A Times poll taken shortly after the embargo was lifted found that 54% of the Vietnamese living in Southern California favored full diplomatic relations with Vietnam and the lifting of the trade sanctions, while just 20% voiced opposition to those moves.
The survey of 861 Vietnamese residents, conducted between March 28 and April 19, had a sampling error of plus or minus 4 percentage points.
On Thursday, after news of the impending September trip was publicized, the Vietnamese Community of Southern California, which lists membership of 5,000, faxed letters to Little Saigon Radio, various Vietnamese organizations and conservative Vietnamese newspapers, encouraging people to join its protest Saturday at a chamber-sponsored seminar in Anaheim. The seminar, co-sponsored by West Coast University in Orange, is for business people interested in investing in Vietnam.

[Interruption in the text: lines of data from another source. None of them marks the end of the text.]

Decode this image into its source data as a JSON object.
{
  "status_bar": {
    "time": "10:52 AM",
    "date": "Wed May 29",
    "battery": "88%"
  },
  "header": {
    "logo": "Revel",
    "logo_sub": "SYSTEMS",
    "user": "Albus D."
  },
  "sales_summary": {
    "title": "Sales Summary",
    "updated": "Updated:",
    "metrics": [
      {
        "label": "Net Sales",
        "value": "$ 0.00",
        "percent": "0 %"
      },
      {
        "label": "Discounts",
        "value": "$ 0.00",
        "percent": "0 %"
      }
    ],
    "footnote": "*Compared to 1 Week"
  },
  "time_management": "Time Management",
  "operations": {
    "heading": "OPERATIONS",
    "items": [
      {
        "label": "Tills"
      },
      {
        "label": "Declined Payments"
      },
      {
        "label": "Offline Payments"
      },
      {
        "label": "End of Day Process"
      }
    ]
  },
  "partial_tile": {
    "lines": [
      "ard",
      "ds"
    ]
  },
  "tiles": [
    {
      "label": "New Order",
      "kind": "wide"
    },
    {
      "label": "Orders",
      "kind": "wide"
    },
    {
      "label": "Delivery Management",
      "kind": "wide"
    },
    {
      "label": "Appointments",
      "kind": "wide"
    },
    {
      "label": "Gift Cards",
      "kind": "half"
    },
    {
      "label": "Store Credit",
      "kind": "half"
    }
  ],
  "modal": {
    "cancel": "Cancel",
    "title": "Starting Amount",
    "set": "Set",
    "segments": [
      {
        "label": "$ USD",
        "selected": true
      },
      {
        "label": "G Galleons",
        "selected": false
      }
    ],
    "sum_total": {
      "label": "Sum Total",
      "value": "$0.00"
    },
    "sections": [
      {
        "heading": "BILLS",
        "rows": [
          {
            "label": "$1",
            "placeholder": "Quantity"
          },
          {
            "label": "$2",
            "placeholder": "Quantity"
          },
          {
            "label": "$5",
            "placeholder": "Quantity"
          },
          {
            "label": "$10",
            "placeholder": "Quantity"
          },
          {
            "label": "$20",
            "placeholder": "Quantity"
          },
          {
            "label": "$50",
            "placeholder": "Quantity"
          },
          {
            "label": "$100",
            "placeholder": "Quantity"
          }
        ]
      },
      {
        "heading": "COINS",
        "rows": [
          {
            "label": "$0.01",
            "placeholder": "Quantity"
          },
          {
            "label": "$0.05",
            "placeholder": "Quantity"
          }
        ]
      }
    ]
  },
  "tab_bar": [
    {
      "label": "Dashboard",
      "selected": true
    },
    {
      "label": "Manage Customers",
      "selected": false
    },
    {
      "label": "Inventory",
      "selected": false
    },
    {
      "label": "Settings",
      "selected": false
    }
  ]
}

Pham “is trying to undermine our fight and belief, which is absolutely no dealings with the Communists until human rights are restored,” said Duy Sinh Nguyen Duc Phuc Khoi, editor of the newspaper Tu Do, which published a scathing editorial against Pham Thursday. The editorial accused the chamber of “becoming the Chamber of Commerce of Hanoi.”
“Meeting with the highest ranking officials of Communist Vietnam will only mean lining (the government’s) pockets,” the editor said. “It will not mean improving the lives of the 73 million people in the country who are living in miserable poverty.”
Pham “has done many things that offended us before,” said Le, president of the Vietnamese Community of Southern California. “But this is the worst he’s ever done. He’s going to shake hands with the most powerful of our enemies.”
Last year, hundreds of people demonstrated outside of Pham’s Westminster office after he hosted a Vietnamese ambassador to the United States at his Huntington Beach home. Pham received numerous death threats and hired a bodyguard.
Pham said he is prepared for similar pressure this time.
“I’m just doing what I think is right, and what I think will help business people here in the U.S. and the ordinary people in Vietnam,” he said.
“I wish people who don’t agree with me would agree to meet and talk to me instead of just fanning hysteria.”